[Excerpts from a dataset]
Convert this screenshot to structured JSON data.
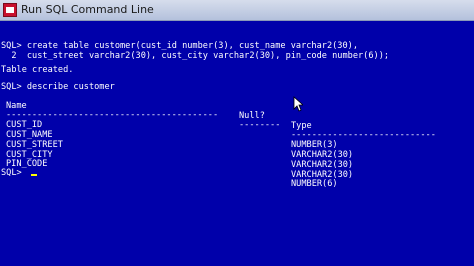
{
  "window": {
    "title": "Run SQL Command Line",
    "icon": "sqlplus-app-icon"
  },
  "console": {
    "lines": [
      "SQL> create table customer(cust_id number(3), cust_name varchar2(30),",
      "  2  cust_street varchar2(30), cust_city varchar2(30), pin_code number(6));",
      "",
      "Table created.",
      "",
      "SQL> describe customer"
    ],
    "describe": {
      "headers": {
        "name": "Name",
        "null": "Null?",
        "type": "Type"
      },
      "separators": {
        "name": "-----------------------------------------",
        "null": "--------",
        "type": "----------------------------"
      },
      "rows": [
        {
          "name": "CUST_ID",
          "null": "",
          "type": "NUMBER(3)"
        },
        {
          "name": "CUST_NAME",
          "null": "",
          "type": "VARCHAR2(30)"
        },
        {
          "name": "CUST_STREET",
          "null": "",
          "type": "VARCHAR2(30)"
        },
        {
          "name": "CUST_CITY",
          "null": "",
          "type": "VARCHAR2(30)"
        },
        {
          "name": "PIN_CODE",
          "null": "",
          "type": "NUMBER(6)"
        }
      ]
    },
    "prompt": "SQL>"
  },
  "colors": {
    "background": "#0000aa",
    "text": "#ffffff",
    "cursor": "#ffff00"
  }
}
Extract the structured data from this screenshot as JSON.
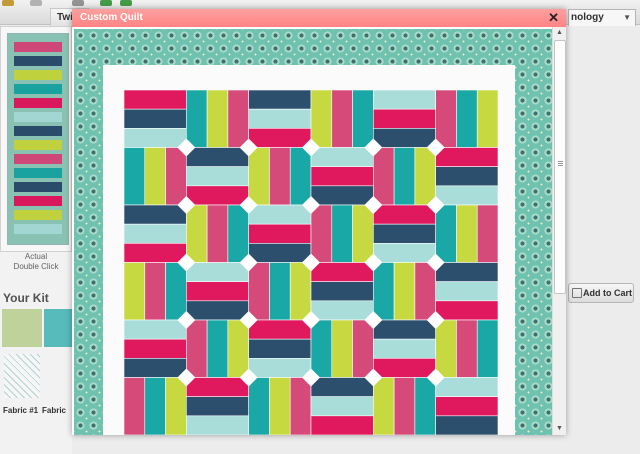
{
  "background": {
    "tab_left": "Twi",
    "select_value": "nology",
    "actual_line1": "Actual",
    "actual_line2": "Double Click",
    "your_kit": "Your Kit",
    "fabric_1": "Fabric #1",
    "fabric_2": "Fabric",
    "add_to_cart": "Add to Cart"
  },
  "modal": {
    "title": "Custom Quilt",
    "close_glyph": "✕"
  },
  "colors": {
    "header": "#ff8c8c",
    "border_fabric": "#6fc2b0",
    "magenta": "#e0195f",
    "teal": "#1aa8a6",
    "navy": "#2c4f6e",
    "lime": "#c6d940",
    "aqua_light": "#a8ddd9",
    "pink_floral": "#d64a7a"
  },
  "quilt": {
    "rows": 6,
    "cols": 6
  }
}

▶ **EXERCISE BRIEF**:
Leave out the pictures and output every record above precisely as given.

▶ **TASK RESPONSE**:
Convert this screenshot to structured JSON data.
{
  "window": {
    "title": "Run SQL Command Line",
    "icon": "sqlplus-app-icon"
  },
  "console": {
    "lines": [
      "SQL> create table customer(cust_id number(3), cust_name varchar2(30),",
      "  2  cust_street varchar2(30), cust_city varchar2(30), pin_code number(6));",
      "",
      "Table created.",
      "",
      "SQL> describe customer"
    ],
    "describe": {
      "headers": {
        "name": "Name",
        "null": "Null?",
        "type": "Type"
      },
      "separators": {
        "name": "-----------------------------------------",
        "null": "--------",
        "type": "----------------------------"
      },
      "rows": [
        {
          "name": "CUST_ID",
          "null": "",
          "type": "NUMBER(3)"
        },
        {
          "name": "CUST_NAME",
          "null": "",
          "type": "VARCHAR2(30)"
        },
        {
          "name": "CUST_STREET",
          "null": "",
          "type": "VARCHAR2(30)"
        },
        {
          "name": "CUST_CITY",
          "null": "",
          "type": "VARCHAR2(30)"
        },
        {
          "name": "PIN_CODE",
          "null": "",
          "type": "NUMBER(6)"
        }
      ]
    },
    "prompt": "SQL>"
  },
  "colors": {
    "background": "#0000aa",
    "text": "#ffffff",
    "cursor": "#ffff00"
  }
}
Extract the structured data from this screenshot as JSON.
{
  "background": {
    "tab_left": "Twi",
    "select_value": "nology",
    "actual_line1": "Actual",
    "actual_line2": "Double Click",
    "your_kit": "Your Kit",
    "fabric_1": "Fabric #1",
    "fabric_2": "Fabric",
    "add_to_cart": "Add to Cart"
  },
  "modal": {
    "title": "Custom Quilt",
    "close_glyph": "✕"
  },
  "colors": {
    "header": "#ff8c8c",
    "border_fabric": "#6fc2b0",
    "magenta": "#e0195f",
    "teal": "#1aa8a6",
    "navy": "#2c4f6e",
    "lime": "#c6d940",
    "aqua_light": "#a8ddd9",
    "pink_floral": "#d64a7a"
  },
  "quilt": {
    "rows": 6,
    "cols": 6
  }
}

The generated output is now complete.